Only the lines that include "link" should be copied from the data below.

[Component data from apps and pages]
════════════════════

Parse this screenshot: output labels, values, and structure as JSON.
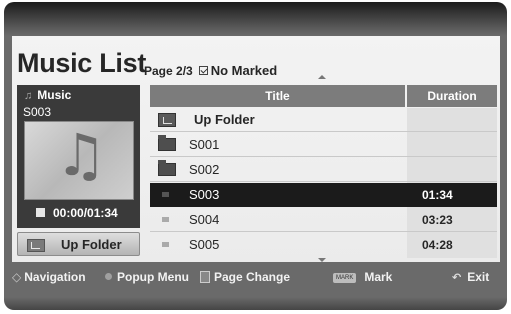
{
  "header": {
    "title": "Music List",
    "page_info": "Page 2/3",
    "marked_label": "No Marked"
  },
  "info_panel": {
    "category": "Music",
    "file_name": "S003",
    "time": "00:00/01:34",
    "icons": {
      "category": "music-note-icon",
      "thumbnail": "music-note-icon",
      "time": "stop-icon"
    }
  },
  "up_folder_button": {
    "label": "Up Folder",
    "icon": "up-folder-icon"
  },
  "table": {
    "columns": [
      "Title",
      "Duration"
    ],
    "rows": [
      {
        "type": "up-folder",
        "title": "Up Folder",
        "duration": ""
      },
      {
        "type": "folder",
        "title": "S001",
        "duration": ""
      },
      {
        "type": "folder",
        "title": "S002",
        "duration": ""
      },
      {
        "type": "file",
        "title": "S003",
        "duration": "01:34",
        "selected": true
      },
      {
        "type": "file",
        "title": "S004",
        "duration": "03:23"
      },
      {
        "type": "file",
        "title": "S005",
        "duration": "04:28"
      }
    ]
  },
  "footer": {
    "navigation": "Navigation",
    "popup_menu": "Popup Menu",
    "page_change": "Page Change",
    "mark_badge": "MARK",
    "mark": "Mark",
    "exit": "Exit"
  },
  "colors": {
    "panel_bg": "#efefef",
    "selected_row": "#1b1b1b",
    "header_bg": "#7c7c7c",
    "info_panel": "#3a3a3a"
  }
}
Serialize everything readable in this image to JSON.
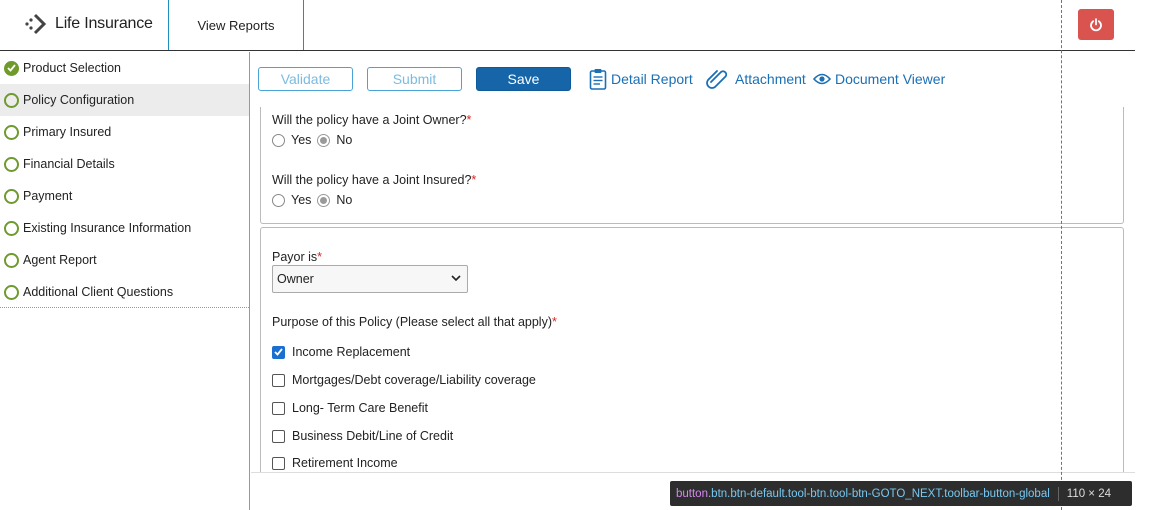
{
  "header": {
    "app_title": "Life Insurance",
    "nav_tab": "View Reports"
  },
  "sidebar": {
    "items": [
      {
        "label": "Product Selection",
        "status": "complete"
      },
      {
        "label": "Policy Configuration",
        "status": "active"
      },
      {
        "label": "Primary Insured",
        "status": "pending"
      },
      {
        "label": "Financial Details",
        "status": "pending"
      },
      {
        "label": "Payment",
        "status": "pending"
      },
      {
        "label": "Existing Insurance Information",
        "status": "pending"
      },
      {
        "label": "Agent Report",
        "status": "pending"
      },
      {
        "label": "Additional Client Questions",
        "status": "pending"
      }
    ]
  },
  "toolbar": {
    "validate_label": "Validate",
    "submit_label": "Submit",
    "save_label": "Save",
    "detail_report_label": "Detail Report",
    "attachment_label": "Attachment",
    "document_viewer_label": "Document Viewer"
  },
  "form": {
    "joint_owner": {
      "question": "Will the policy have a Joint Owner?",
      "required_mark": "*",
      "options": [
        "Yes",
        "No"
      ],
      "selected": "No"
    },
    "joint_insured": {
      "question": "Will the policy have a Joint Insured?",
      "required_mark": "*",
      "options": [
        "Yes",
        "No"
      ],
      "selected": "No"
    },
    "payor": {
      "label": "Payor is",
      "required_mark": "*",
      "selected_value": "Owner"
    },
    "purpose": {
      "label": "Purpose of this Policy (Please select all that apply)",
      "required_mark": "*",
      "options": [
        {
          "label": "Income Replacement",
          "checked": true
        },
        {
          "label": "Mortgages/Debt coverage/Liability coverage",
          "checked": false
        },
        {
          "label": "Long- Term Care Benefit",
          "checked": false
        },
        {
          "label": "Business Debit/Line of Credit",
          "checked": false
        },
        {
          "label": "Retirement Income",
          "checked": false
        }
      ]
    }
  },
  "devtools_tooltip": {
    "tag": "button",
    "classes": ".btn.btn-default.tool-btn.tool-btn-GOTO_NEXT.toolbar-button-global",
    "size": "110 × 24"
  },
  "colors": {
    "accent": "#1565a8",
    "check_green": "#6f9a2c",
    "power_red": "#d9534f",
    "required_red": "#e02020"
  }
}
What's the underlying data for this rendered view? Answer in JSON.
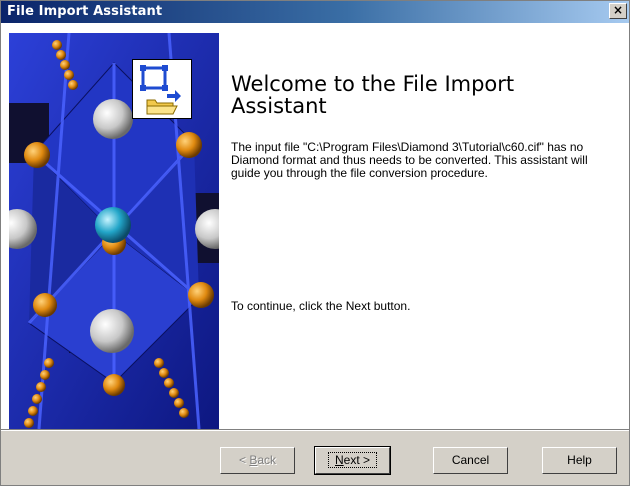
{
  "window": {
    "title": "File Import Assistant",
    "close_symbol": "×"
  },
  "main": {
    "heading": "Welcome to the File Import Assistant",
    "description": "The input file \"C:\\Program Files\\Diamond 3\\Tutorial\\c60.cif\" has no Diamond format and thus needs to be converted. This assistant will guide you through the file conversion procedure.",
    "continue_text": "To continue, click the Next button."
  },
  "buttons": {
    "back": {
      "arrow": "< ",
      "mnemonic": "B",
      "rest": "ack"
    },
    "next": {
      "mnemonic": "N",
      "rest": "ext",
      "arrow": " >"
    },
    "cancel": "Cancel",
    "help": "Help"
  },
  "icons": {
    "sidebar": "crystal-structure-illustration",
    "app": "file-import-icon"
  },
  "colors": {
    "title_start": "#0a246a",
    "title_end": "#a6caf0",
    "sidebar_blue": "#1b2aa8",
    "atom_orange": "#e08a10",
    "atom_cyan": "#22a5c8",
    "atom_gray": "#c8c8c8"
  }
}
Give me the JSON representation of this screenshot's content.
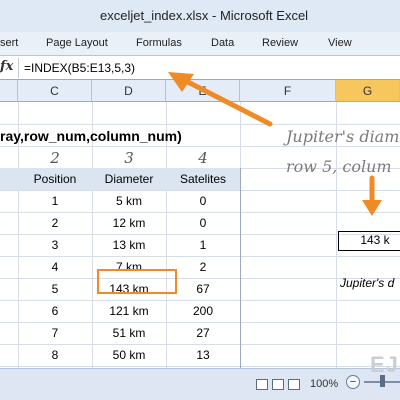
{
  "window": {
    "title": "exceljet_index.xlsx - Microsoft Excel"
  },
  "ribbon": {
    "tabs": [
      "sert",
      "Page Layout",
      "Formulas",
      "Data",
      "Review",
      "View"
    ]
  },
  "formula_bar": {
    "fx_label": "fx",
    "formula": "=INDEX(B5:E13,5,3)"
  },
  "columns": [
    "C",
    "D",
    "E",
    "F",
    "G"
  ],
  "active_column": "G",
  "syntax": "ray,row_num,column_num)",
  "column_index_numbers": [
    "2",
    "3",
    "4"
  ],
  "table": {
    "headers": [
      "Position",
      "Diameter",
      "Satelites"
    ],
    "rows": [
      [
        "1",
        "5 km",
        "0"
      ],
      [
        "2",
        "12 km",
        "0"
      ],
      [
        "3",
        "13 km",
        "1"
      ],
      [
        "4",
        "7 km",
        "2"
      ],
      [
        "5",
        "143 km",
        "67"
      ],
      [
        "6",
        "121 km",
        "200"
      ],
      [
        "7",
        "51 km",
        "27"
      ],
      [
        "8",
        "50 km",
        "13"
      ]
    ]
  },
  "annotation": {
    "line1": "Jupiter's diam",
    "line2": "row 5, colum"
  },
  "result": {
    "value": "143 k",
    "caption": "Jupiter's d"
  },
  "status_bar": {
    "zoom": "100%"
  },
  "watermark": "EJ",
  "colors": {
    "highlight": "#f08a24",
    "active_header": "#f7c75d",
    "header_fill": "#dbe5f1"
  }
}
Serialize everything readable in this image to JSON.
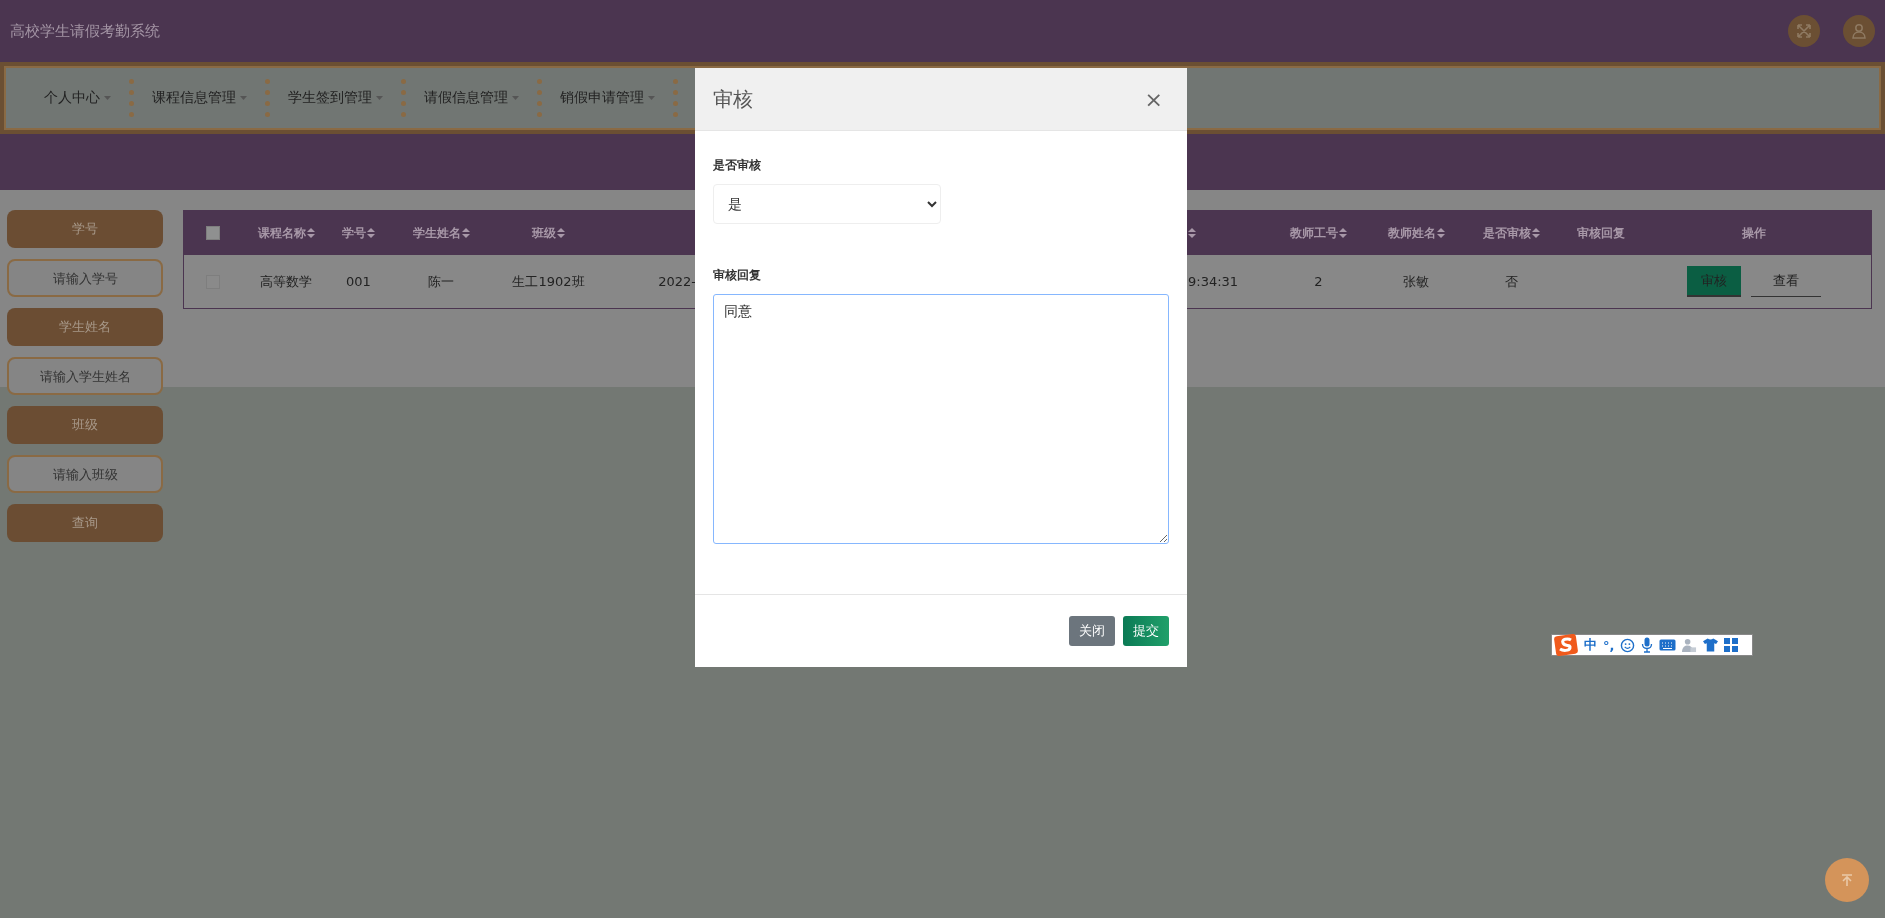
{
  "app": {
    "title": "高校学生请假考勤系统"
  },
  "nav": [
    {
      "label": "个人中心"
    },
    {
      "label": "课程信息管理"
    },
    {
      "label": "学生签到管理"
    },
    {
      "label": "请假信息管理"
    },
    {
      "label": "销假申请管理"
    }
  ],
  "filters": [
    {
      "kind": "label",
      "text": "学号"
    },
    {
      "kind": "input",
      "placeholder": "请输入学号"
    },
    {
      "kind": "label",
      "text": "学生姓名"
    },
    {
      "kind": "input",
      "placeholder": "请输入学生姓名"
    },
    {
      "kind": "label",
      "text": "班级"
    },
    {
      "kind": "input",
      "placeholder": "请输入班级"
    },
    {
      "kind": "button",
      "text": "查询"
    }
  ],
  "table": {
    "header_checked": false,
    "columns": [
      {
        "kind": "text",
        "label": "课程名称",
        "sortable": true
      },
      {
        "kind": "text",
        "label": "学号",
        "sortable": true
      },
      {
        "kind": "text",
        "label": "学生姓名",
        "sortable": true
      },
      {
        "kind": "text",
        "label": "班级",
        "sortable": true
      },
      {
        "kind": "cut_right"
      },
      {
        "kind": "cut_left",
        "sortable": true
      },
      {
        "kind": "text",
        "label": "教师工号",
        "sortable": true
      },
      {
        "kind": "text",
        "label": "教师姓名",
        "sortable": true
      },
      {
        "kind": "text",
        "label": "是否审核",
        "sortable": true
      },
      {
        "kind": "text",
        "label": "审核回复",
        "sortable": false
      },
      {
        "kind": "actions",
        "label": "操作",
        "sortable": false
      }
    ],
    "rows": [
      {
        "checked": false,
        "cells": [
          "高等数学",
          "001",
          "陈一",
          "生工1902班",
          "2022-",
          "9:34:31",
          "2",
          "张敏",
          "否",
          null
        ],
        "actions": [
          {
            "kind": "primary",
            "label": "审核"
          },
          {
            "kind": "link",
            "label": "查看"
          }
        ]
      }
    ]
  },
  "modal": {
    "title": "审核",
    "close": "×",
    "fields": [
      {
        "kind": "select",
        "label": "是否审核",
        "value": "是"
      },
      {
        "kind": "textarea",
        "label": "审核回复",
        "value": "同意"
      }
    ],
    "buttons": [
      {
        "kind": "secondary",
        "label": "关闭"
      },
      {
        "kind": "primary",
        "label": "提交"
      }
    ]
  },
  "ime_toolbar": {
    "mode": "中",
    "punct": "°,"
  }
}
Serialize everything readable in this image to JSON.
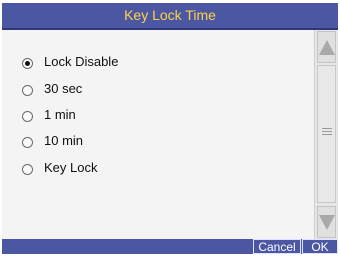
{
  "dialog": {
    "title": "Key Lock Time",
    "options": [
      {
        "label": "Lock Disable",
        "selected": true
      },
      {
        "label": "30 sec",
        "selected": false
      },
      {
        "label": "1 min",
        "selected": false
      },
      {
        "label": "10 min",
        "selected": false
      },
      {
        "label": "Key Lock",
        "selected": false
      }
    ],
    "cancel_label": "Cancel",
    "ok_label": "OK"
  },
  "colors": {
    "title_bar": "#4b57a3",
    "title_text": "#ffd24a",
    "background": "#f2f2f2"
  },
  "icons": {
    "scroll_up": "up-arrow-icon",
    "scroll_down": "down-arrow-icon",
    "scroll_grip": "grip-icon"
  }
}
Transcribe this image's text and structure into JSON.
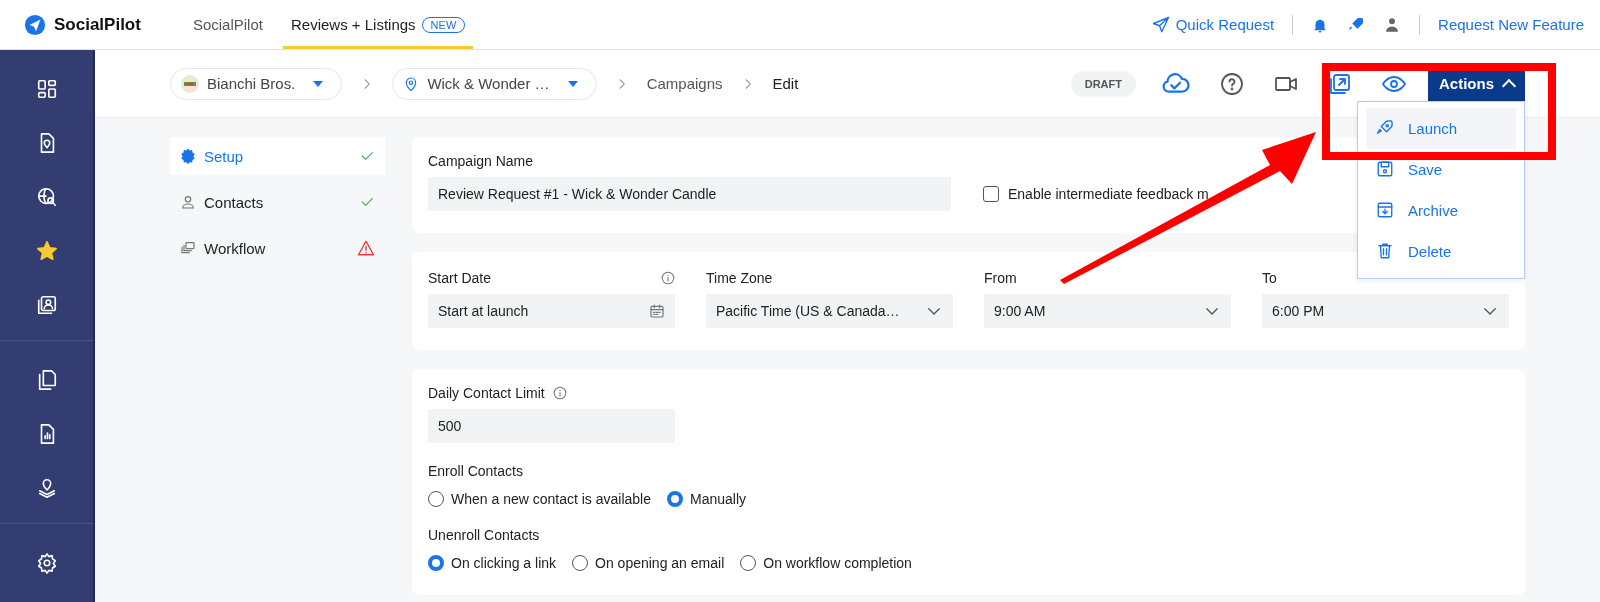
{
  "top_nav": {
    "brand": "SocialPilot",
    "tabs": [
      {
        "label": "SocialPilot",
        "selected": false
      },
      {
        "label": "Reviews + Listings",
        "badge": "NEW",
        "selected": true
      }
    ],
    "quick_request": "Quick Request",
    "request_feature": "Request New Feature"
  },
  "sidebar": {
    "groups": [
      [
        {
          "selected": false
        },
        {
          "selected": false
        },
        {
          "selected": false
        },
        {
          "selected": true
        },
        {
          "selected": false
        }
      ],
      [
        {
          "selected": false
        },
        {
          "selected": false
        },
        {
          "selected": false
        }
      ],
      [
        {
          "selected": false
        }
      ]
    ]
  },
  "breadcrumb": [
    {
      "label": "Bianchi Bros.",
      "kind": "business"
    },
    {
      "label": "Wick & Wonder …",
      "kind": "location"
    },
    {
      "label": "Campaigns",
      "kind": "link"
    },
    {
      "label": "Edit",
      "kind": "current"
    }
  ],
  "status_badge": "DRAFT",
  "actions_button": {
    "label": "Actions",
    "expanded": true
  },
  "actions_menu": [
    {
      "label": "Launch",
      "selected": true
    },
    {
      "label": "Save",
      "selected": false
    },
    {
      "label": "Archive",
      "selected": false
    },
    {
      "label": "Delete",
      "selected": false
    }
  ],
  "steps": [
    {
      "label": "Setup",
      "selected": true,
      "complete": true
    },
    {
      "label": "Contacts",
      "selected": false,
      "complete": true
    },
    {
      "label": "Workflow",
      "selected": false,
      "complete": false
    }
  ],
  "campaign_name": {
    "label": "Campaign Name",
    "value": "Review Request #1 - Wick & Wonder Candle"
  },
  "feedback_checkbox": {
    "label": "Enable intermediate feedback m",
    "checked": false
  },
  "schedule": [
    {
      "label": "Start Date",
      "value": "Start at launch",
      "kind": "date"
    },
    {
      "label": "Time Zone",
      "value": "Pacific Time (US & Canada…",
      "kind": "select"
    },
    {
      "label": "From",
      "value": "9:00 AM",
      "kind": "select"
    },
    {
      "label": "To",
      "value": "6:00 PM",
      "kind": "select"
    }
  ],
  "daily_limit": {
    "label": "Daily Contact Limit",
    "value": "500"
  },
  "radio_groups": [
    {
      "label": "Enroll Contacts",
      "options": [
        {
          "label": "When a new contact is available",
          "selected": false
        },
        {
          "label": "Manually",
          "selected": true
        }
      ]
    },
    {
      "label": "Unenroll Contacts",
      "options": [
        {
          "label": "On clicking a link",
          "selected": true
        },
        {
          "label": "On opening an email",
          "selected": false
        },
        {
          "label": "On workflow completion",
          "selected": false
        }
      ]
    }
  ]
}
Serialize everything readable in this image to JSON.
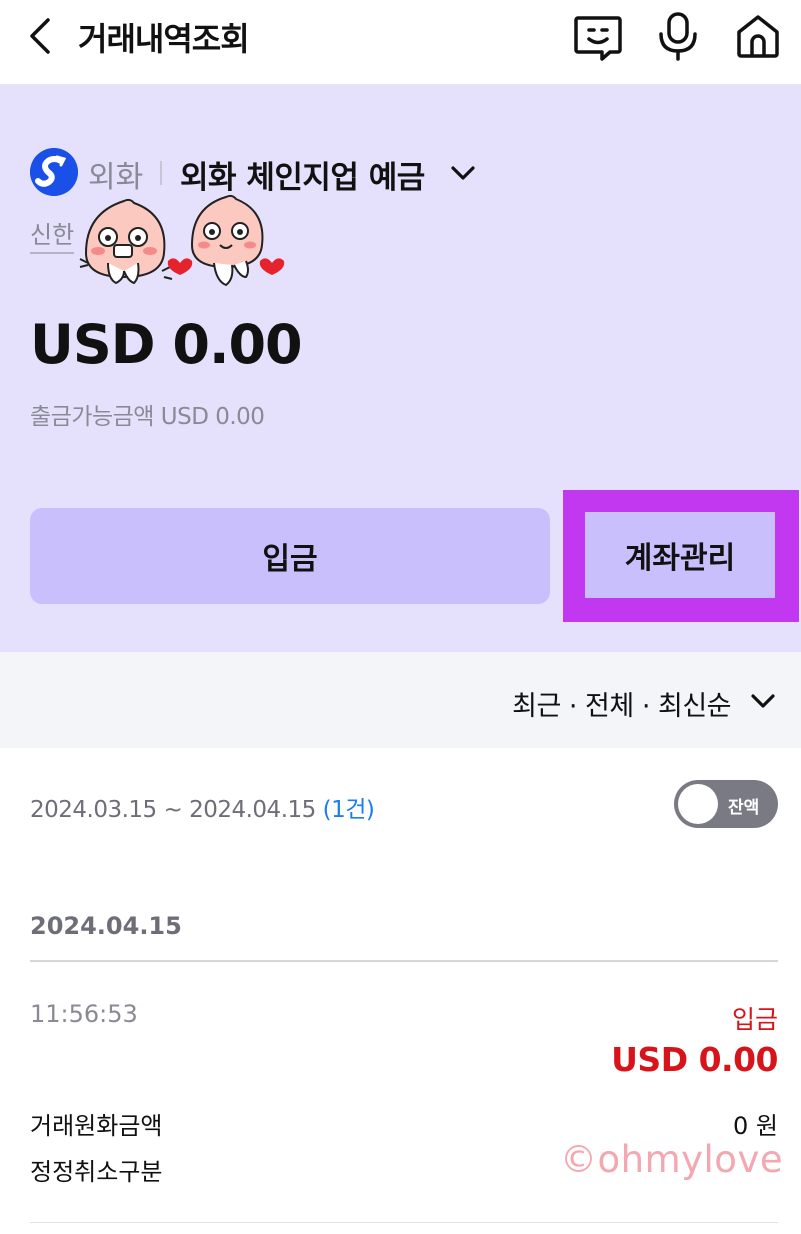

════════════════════

Final answer:
            "kind": "link",
      "kind": "link"
          "label": "On clicking a link",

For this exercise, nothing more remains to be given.